* The task: Report all lines of the records that contain "Password".

*** Begin section ***

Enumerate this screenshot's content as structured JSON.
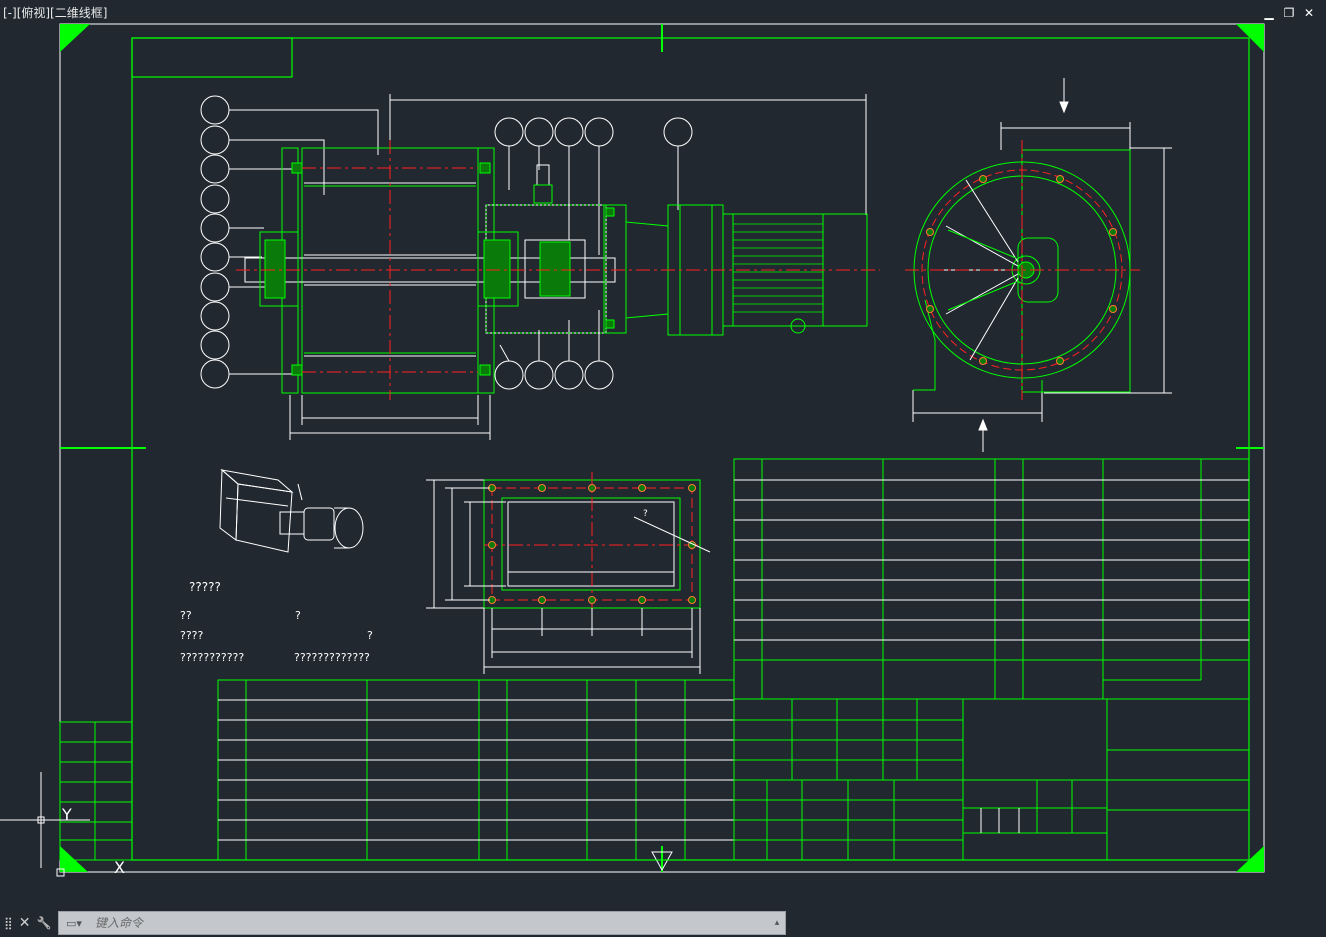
{
  "viewport": {
    "label": "[-][俯视][二维线框]"
  },
  "window_controls": {
    "minimize": "▁",
    "restore": "❐",
    "close": "✕"
  },
  "command_line": {
    "placeholder": "键入命令",
    "close_icon": "✕",
    "settings_icon": "🔧",
    "grip_icon": "⣿",
    "recent_icon": "▭▾",
    "arrow_icon": "▴"
  },
  "drawing": {
    "notes": {
      "title": "?????",
      "line1_left": "??",
      "line1_right": "?",
      "line2_left": "????",
      "line2_right": "?",
      "line3_left": "???????????",
      "line3_right": "?????????????"
    },
    "callout_mark": "?",
    "ucs": {
      "y_label": "Y",
      "x_label": "X"
    }
  },
  "colors": {
    "background": "#212830",
    "frame": "#00ff00",
    "line": "#ffffff",
    "centerline": "#ff2020",
    "hatch": "#00ff00"
  }
}
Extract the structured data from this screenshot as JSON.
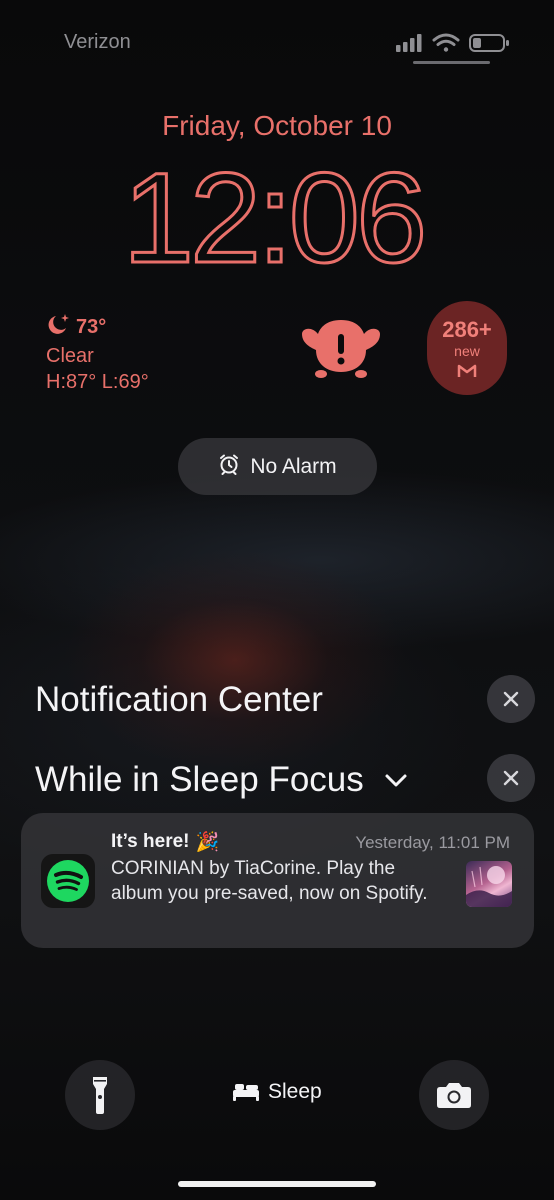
{
  "status_bar": {
    "carrier": "Verizon",
    "icons": [
      "signal-icon",
      "wifi-icon",
      "battery-icon"
    ]
  },
  "lock_screen": {
    "date": "Friday, October 10",
    "time": "12:06",
    "accent_color": "#e8706a"
  },
  "widgets": {
    "weather": {
      "icon": "moon-icon",
      "temperature": "73°",
      "condition": "Clear",
      "high_low": "H:87° L:69°"
    },
    "app_widget": {
      "icon": "alert-creature-icon"
    },
    "mail": {
      "count": "286+",
      "label": "new",
      "icon": "gmail-icon"
    }
  },
  "alarm": {
    "icon": "alarm-clock-icon",
    "label": "No Alarm"
  },
  "notification_center": {
    "title": "Notification Center",
    "focus_group": "While in Sleep Focus",
    "notification": {
      "app": "Spotify",
      "icon": "spotify-icon",
      "title": "It’s here!",
      "emoji": "🎉",
      "time": "Yesterday, 11:01 PM",
      "body": "CORINIAN by TiaCorine. Play the album you pre-saved, now on Spotify."
    }
  },
  "bottom": {
    "flashlight_icon": "flashlight-icon",
    "sleep_icon": "bed-icon",
    "sleep_label": "Sleep",
    "camera_icon": "camera-icon"
  }
}
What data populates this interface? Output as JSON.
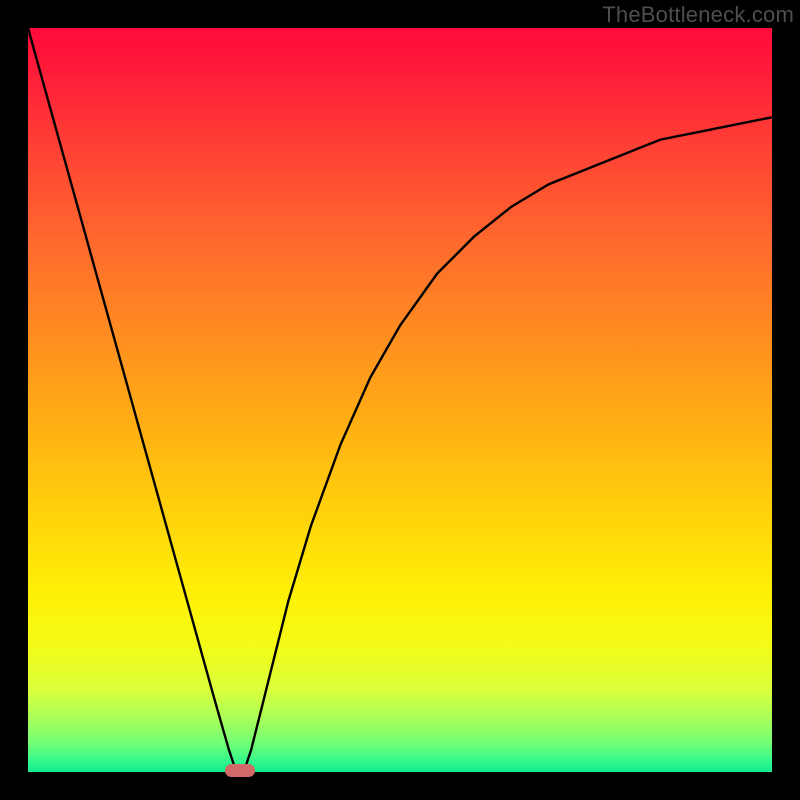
{
  "watermark": "TheBottleneck.com",
  "colors": {
    "curve": "#000000",
    "marker": "#cf6a68",
    "gradient_top": "#ff0a3b",
    "gradient_bottom": "#14e98d"
  },
  "chart_data": {
    "type": "line",
    "title": "",
    "xlabel": "",
    "ylabel": "",
    "xlim": [
      0,
      100
    ],
    "ylim": [
      0,
      100
    ],
    "grid": false,
    "series": [
      {
        "name": "bottleneck-curve",
        "x": [
          0,
          5,
          10,
          15,
          20,
          25,
          27,
          28,
          29,
          30,
          32,
          35,
          38,
          42,
          46,
          50,
          55,
          60,
          65,
          70,
          75,
          80,
          85,
          90,
          95,
          100
        ],
        "values": [
          100,
          82,
          64,
          46,
          28,
          10,
          3,
          0,
          0,
          3,
          11,
          23,
          33,
          44,
          53,
          60,
          67,
          72,
          76,
          79,
          81,
          83,
          85,
          86,
          87,
          88
        ]
      }
    ],
    "annotations": [
      {
        "name": "optimal-marker",
        "x": 28.5,
        "y": 0
      }
    ]
  }
}
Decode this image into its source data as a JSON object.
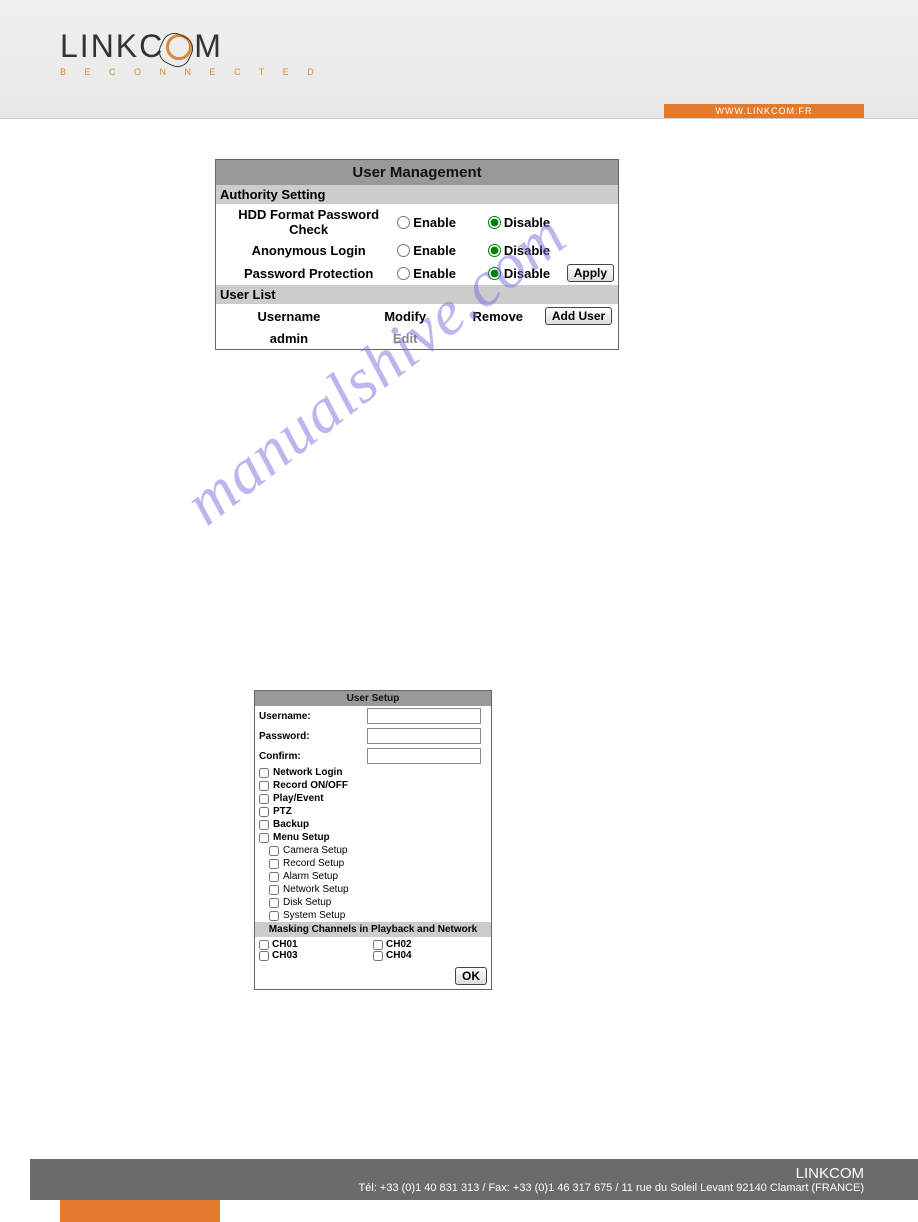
{
  "header": {
    "brand_pre": "LINKC",
    "brand_post": "M",
    "tagline": "B E   C O N N E C T E D",
    "url": "WWW.LINKCOM.FR"
  },
  "panel1": {
    "title": "User Management",
    "section_auth": "Authority Setting",
    "rows": [
      {
        "label": "HDD Format Password Check",
        "enable": "Enable",
        "disable": "Disable",
        "selected": "disable"
      },
      {
        "label": "Anonymous  Login",
        "enable": "Enable",
        "disable": "Disable",
        "selected": "disable"
      },
      {
        "label": "Password Protection",
        "enable": "Enable",
        "disable": "Disable",
        "selected": "disable"
      }
    ],
    "apply": "Apply",
    "section_users": "User List",
    "user_head": {
      "c1": "Username",
      "c2": "Modify",
      "c3": "Remove",
      "c4": "Add User"
    },
    "users": [
      {
        "name": "admin",
        "edit": "Edit"
      }
    ]
  },
  "panel2": {
    "title": "User Setup",
    "fields": {
      "username": "Username:",
      "password": "Password:",
      "confirm": "Confirm:"
    },
    "perms": [
      {
        "label": "Network Login",
        "sub": false
      },
      {
        "label": "Record ON/OFF",
        "sub": false
      },
      {
        "label": "Play/Event",
        "sub": false
      },
      {
        "label": "PTZ",
        "sub": false
      },
      {
        "label": "Backup",
        "sub": false
      },
      {
        "label": "Menu Setup",
        "sub": false
      },
      {
        "label": "Camera Setup",
        "sub": true
      },
      {
        "label": "Record Setup",
        "sub": true
      },
      {
        "label": "Alarm Setup",
        "sub": true
      },
      {
        "label": "Network Setup",
        "sub": true
      },
      {
        "label": "Disk Setup",
        "sub": true
      },
      {
        "label": "System Setup",
        "sub": true
      }
    ],
    "mask_title": "Masking Channels in Playback and Network",
    "channels": [
      "CH01",
      "CH02",
      "CH03",
      "CH04"
    ],
    "ok": "OK"
  },
  "watermark": "manualshive.com",
  "footer": {
    "company": "LINKCOM",
    "contact": "Tél: +33 (0)1 40 831 313 / Fax: +33 (0)1 46 317 675 / 11 rue du Soleil Levant 92140 Clamart (FRANCE)"
  }
}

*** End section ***

* Answer below:
        "label": "HDD Format Password Check",
        "label": "Password Protection",
      "password": "Password:",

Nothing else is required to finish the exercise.